- You can make a homemade spray of water and fabric softener. Spray the solution on your fabric furniture, wait five minutes (might as well play with the dog!), and wipe away hair collections.
- A fabulous hack in place of electronics and chemicals is a good pair of rubber gloves! Just dampen the gloves and run your hands over fabric surfaces to pull up hair. A slightly wet sponge will produce a similar result.
- For wooden furniture, use a soft cloth with furniture polish or anti-static spray. The spray discharges static for easy removal and creates a sort of priming effect to decrease the likelihood of hair to re-stick to your furniture.
How to remove pet hair from clothing
When you’re in a rush, a lint roller by the door or in the front closet will quickly remove hair from your clothes. For a more eco-friendly solution, bring back the old-fashioned lint brush and clean the brush out when you come home!
- There’s nothing more irritating than cleaning your clothes only to find hair still all over them when you take them out of the washer. Consider cleaning your clothes with a bit of white vinegar (1/2 to 3/4 cup right into the washing machine) to ensure your clothes come out hairless.
- For bigger batches of pet hair, you can toss your clothes in the dryer with a dryer sheet (or a dryer ball for a non-chemical, more eco-friendly option). The jostling in the dryer loosens hair and frees it to fly right into the lint trap. Less is more, so, try not to overload the dryer – you want there to be enough space for the hair to fly away!
How to clean pet hair from flooring
Carpet is practically magnetic when it comes to pet hair. Depending on the style of your carpet, pet hair can really burrow in and stick around for long periods of time – even between cleanings!
- One option for removal is gently scraping your carpet surface with a pumice stone. In the same fashion, you might be able to use your pet’s hair brush (i.e. the Furminator) to pull up hair without damaging your carpet. In a pinch, make your own hair pick-up system by wrapping the sticky side of tape in a ring and picking up bits of hair with the tape (which is slightly more cost-effective than lint rollers).
- If you want the workout, a rubber broom is works like charm at gathering fur nestled into your carpet. It may be a little tough on your back, but, the results will be highly satisfying.
- When you vacuum your carpet, run over the same areas twice in alternate directions to pull out particularly stubborn hairs. To help out your vacuuming efforts, try sprinkling baking soda on your carpet before you get started. Baking soda loosens hair from carpet fiber and, added bonus, freshens up the scent wafting up from you flooring. There is a line of robot vacuums available designed with pet hair in mind. These robot vacuums work exceptionally well for yanking up pet hair and all you have to do is turn them on and let them run.
You may think pet hair should be less of a problem for hardwood floors; however, if you don’t clean your hardwood floors properly, you’re basically just pushing the tumbleweeds around rather than corralling them into one place for quick removal.
- Use an electrostatic or microfiber dry mop to gather up hair rolling around on wooden floors

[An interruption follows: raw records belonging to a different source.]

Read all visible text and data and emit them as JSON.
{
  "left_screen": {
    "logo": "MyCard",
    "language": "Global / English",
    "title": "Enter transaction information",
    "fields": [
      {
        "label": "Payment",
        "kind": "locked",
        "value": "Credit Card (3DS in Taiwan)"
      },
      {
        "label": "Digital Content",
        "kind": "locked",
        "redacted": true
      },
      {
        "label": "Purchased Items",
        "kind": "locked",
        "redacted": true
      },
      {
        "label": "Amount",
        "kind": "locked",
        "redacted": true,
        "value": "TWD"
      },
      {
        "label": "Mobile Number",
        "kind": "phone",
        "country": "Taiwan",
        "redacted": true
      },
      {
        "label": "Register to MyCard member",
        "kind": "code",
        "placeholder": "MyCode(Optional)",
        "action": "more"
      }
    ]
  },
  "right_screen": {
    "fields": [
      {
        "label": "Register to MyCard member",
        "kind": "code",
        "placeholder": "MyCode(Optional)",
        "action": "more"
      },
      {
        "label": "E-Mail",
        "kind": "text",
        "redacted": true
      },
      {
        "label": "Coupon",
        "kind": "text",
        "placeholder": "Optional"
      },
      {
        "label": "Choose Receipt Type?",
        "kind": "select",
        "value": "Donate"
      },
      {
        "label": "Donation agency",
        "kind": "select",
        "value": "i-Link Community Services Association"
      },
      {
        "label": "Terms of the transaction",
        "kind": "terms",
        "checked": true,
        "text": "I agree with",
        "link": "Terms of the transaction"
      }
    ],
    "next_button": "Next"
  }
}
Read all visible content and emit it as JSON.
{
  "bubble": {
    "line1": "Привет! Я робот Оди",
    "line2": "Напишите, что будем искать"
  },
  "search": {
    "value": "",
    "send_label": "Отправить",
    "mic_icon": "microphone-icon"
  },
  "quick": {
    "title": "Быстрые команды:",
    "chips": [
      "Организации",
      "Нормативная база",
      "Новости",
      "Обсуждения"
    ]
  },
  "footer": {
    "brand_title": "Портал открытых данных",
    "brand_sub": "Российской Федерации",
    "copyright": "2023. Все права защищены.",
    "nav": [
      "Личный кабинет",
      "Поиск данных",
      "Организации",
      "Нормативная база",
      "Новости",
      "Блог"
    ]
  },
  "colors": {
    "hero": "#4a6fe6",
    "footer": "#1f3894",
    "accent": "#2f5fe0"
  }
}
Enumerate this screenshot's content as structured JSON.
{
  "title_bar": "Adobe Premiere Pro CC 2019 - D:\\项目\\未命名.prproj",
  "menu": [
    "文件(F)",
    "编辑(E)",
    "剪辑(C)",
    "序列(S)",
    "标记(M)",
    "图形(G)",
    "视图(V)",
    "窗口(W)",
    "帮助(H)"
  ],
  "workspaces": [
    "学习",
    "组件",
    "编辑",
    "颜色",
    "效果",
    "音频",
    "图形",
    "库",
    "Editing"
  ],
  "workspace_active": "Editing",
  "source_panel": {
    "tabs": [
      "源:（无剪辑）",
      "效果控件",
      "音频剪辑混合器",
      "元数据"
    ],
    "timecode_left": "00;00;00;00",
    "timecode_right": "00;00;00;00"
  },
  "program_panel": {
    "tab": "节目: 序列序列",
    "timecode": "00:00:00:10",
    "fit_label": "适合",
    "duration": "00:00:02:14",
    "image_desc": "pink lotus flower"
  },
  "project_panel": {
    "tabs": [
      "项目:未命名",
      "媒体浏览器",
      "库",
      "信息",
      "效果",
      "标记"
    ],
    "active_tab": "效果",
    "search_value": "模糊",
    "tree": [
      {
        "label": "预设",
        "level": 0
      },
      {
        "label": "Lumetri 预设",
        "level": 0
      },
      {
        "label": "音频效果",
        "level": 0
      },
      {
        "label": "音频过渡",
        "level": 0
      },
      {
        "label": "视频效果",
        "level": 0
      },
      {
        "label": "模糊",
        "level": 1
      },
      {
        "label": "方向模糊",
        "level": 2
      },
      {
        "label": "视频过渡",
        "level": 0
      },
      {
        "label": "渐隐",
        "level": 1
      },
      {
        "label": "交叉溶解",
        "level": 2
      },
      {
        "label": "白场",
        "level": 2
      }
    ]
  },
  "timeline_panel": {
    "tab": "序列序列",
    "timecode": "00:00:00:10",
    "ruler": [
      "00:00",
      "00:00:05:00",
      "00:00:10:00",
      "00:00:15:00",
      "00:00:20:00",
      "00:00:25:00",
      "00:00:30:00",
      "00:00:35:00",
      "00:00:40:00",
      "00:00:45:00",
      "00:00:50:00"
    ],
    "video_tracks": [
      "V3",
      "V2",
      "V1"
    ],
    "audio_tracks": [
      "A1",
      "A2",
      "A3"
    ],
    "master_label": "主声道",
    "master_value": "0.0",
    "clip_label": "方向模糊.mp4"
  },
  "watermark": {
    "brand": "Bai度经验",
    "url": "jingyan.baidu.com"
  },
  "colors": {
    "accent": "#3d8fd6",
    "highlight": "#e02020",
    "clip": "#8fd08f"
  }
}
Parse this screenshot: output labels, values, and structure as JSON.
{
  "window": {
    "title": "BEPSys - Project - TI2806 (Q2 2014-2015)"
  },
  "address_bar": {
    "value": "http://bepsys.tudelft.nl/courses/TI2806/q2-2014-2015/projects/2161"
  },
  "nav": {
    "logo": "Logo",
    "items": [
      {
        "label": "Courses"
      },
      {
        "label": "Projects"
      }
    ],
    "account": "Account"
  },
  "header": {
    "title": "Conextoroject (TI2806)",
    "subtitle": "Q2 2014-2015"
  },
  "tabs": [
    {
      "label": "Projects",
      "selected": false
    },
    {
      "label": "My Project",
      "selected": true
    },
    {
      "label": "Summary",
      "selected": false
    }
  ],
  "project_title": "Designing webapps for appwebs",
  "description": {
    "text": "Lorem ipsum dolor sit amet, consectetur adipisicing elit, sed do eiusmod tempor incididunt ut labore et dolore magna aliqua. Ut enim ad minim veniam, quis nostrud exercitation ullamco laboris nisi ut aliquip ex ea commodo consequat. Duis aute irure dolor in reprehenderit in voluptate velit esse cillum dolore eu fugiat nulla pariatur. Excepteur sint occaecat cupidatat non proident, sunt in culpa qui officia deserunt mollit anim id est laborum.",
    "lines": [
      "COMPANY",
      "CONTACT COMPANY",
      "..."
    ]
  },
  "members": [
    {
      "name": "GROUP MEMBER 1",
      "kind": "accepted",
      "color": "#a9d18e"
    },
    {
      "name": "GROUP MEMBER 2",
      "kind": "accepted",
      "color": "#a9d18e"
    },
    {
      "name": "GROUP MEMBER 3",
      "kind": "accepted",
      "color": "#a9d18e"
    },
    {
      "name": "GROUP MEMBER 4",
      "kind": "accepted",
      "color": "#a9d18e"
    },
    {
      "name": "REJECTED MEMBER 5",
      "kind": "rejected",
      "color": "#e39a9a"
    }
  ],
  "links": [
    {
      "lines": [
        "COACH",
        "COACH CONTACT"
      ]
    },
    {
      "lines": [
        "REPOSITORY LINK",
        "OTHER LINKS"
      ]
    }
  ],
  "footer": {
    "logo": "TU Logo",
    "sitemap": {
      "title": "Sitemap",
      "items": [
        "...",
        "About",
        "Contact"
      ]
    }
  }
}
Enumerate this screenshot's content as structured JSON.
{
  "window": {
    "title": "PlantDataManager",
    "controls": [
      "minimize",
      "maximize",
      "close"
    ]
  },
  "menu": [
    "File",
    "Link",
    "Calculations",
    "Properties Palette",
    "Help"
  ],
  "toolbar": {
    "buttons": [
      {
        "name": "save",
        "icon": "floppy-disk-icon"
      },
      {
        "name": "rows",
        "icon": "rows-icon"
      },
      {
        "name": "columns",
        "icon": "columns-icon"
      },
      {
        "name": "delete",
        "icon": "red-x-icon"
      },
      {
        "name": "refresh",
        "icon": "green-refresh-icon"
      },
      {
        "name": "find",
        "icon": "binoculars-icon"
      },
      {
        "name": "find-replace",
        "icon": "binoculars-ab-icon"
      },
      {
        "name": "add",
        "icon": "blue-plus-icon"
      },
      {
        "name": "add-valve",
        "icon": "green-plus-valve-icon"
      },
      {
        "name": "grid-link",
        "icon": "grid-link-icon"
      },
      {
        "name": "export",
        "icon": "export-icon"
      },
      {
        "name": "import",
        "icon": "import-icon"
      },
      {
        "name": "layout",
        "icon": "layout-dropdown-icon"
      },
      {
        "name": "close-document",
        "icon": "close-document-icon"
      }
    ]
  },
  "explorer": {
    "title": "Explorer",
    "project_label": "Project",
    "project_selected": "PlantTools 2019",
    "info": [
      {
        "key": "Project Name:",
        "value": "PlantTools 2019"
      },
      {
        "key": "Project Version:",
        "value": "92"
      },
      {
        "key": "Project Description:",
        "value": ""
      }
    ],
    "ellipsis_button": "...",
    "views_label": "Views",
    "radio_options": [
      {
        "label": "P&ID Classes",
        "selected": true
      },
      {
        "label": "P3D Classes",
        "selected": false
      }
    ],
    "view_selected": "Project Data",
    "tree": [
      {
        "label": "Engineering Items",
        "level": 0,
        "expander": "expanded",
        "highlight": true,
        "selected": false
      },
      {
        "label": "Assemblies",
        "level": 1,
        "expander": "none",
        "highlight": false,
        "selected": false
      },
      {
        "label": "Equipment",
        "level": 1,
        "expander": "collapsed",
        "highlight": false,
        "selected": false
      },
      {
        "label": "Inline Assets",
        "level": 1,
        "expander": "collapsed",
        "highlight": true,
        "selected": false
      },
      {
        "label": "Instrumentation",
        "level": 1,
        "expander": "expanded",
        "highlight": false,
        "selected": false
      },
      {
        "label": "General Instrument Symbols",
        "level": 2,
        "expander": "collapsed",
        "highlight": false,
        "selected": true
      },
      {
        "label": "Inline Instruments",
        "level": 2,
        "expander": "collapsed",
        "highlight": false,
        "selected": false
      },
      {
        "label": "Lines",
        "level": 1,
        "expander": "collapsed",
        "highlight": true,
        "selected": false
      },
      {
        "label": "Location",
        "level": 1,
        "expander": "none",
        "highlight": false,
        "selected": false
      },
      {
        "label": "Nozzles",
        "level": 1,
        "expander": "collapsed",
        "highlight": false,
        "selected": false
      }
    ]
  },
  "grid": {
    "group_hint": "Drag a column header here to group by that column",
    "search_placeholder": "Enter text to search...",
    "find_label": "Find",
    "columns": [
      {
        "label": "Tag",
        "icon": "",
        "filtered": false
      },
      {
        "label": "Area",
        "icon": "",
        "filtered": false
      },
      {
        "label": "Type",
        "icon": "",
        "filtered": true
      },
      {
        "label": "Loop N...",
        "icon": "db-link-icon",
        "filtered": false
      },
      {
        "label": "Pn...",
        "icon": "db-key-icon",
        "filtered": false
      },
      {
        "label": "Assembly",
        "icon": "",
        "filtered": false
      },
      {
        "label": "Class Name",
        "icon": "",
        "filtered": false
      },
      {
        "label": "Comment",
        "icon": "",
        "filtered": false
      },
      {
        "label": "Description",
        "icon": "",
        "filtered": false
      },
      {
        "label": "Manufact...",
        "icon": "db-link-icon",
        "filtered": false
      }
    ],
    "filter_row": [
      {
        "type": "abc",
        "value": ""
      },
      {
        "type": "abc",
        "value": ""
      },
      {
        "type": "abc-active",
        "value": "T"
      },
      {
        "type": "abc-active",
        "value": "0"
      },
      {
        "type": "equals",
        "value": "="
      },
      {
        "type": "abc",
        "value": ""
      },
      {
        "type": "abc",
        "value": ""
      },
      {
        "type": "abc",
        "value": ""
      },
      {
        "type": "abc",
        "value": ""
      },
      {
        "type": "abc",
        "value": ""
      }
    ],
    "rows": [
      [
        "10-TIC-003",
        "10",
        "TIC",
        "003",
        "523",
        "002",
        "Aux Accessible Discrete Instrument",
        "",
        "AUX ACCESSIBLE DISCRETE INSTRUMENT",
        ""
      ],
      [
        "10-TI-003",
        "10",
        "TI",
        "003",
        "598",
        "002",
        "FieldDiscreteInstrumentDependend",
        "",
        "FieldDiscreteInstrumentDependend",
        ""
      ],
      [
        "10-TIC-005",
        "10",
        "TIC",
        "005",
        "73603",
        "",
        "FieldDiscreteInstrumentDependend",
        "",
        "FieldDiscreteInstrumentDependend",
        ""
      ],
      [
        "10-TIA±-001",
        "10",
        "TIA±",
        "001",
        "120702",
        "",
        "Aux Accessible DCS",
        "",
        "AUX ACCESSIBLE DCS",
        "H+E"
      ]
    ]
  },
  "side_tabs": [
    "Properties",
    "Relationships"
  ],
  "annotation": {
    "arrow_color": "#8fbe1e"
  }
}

(vacuums generally just blow the hair up and all over everything).
- If pet hair is getting caught in the cracks, consider sealing or re-sealing your flooring to remove cracks along with the chore of hand-pulling wads of hair out from the creases.
How to remove pet hair from your car
- Most car interiors can be treated just like carpet – start with a lint roller or a small handheld vacuum to collect pet hair.
- If the lint roller isn’t cutting it, you can try a pumice stone. Just run the stone over interior surfaces and go gently on the carpeted flooring. Pumice stones pretty much last forever and they need no electricity to function.
Call professionals to assist with your pet hair woes!
If your pet hair problem is out of control or if you can’t bear the thought of spending hours at your carpet surfaces with a pumice stone or a rubber broom, we have the know-how and the appropriate tools to address the fuzziness of your home. We can accommodate your needs and utilize efficient, environmentally-friendly solutions to keep your home clean and healthy for you, your family, and your fur-babies.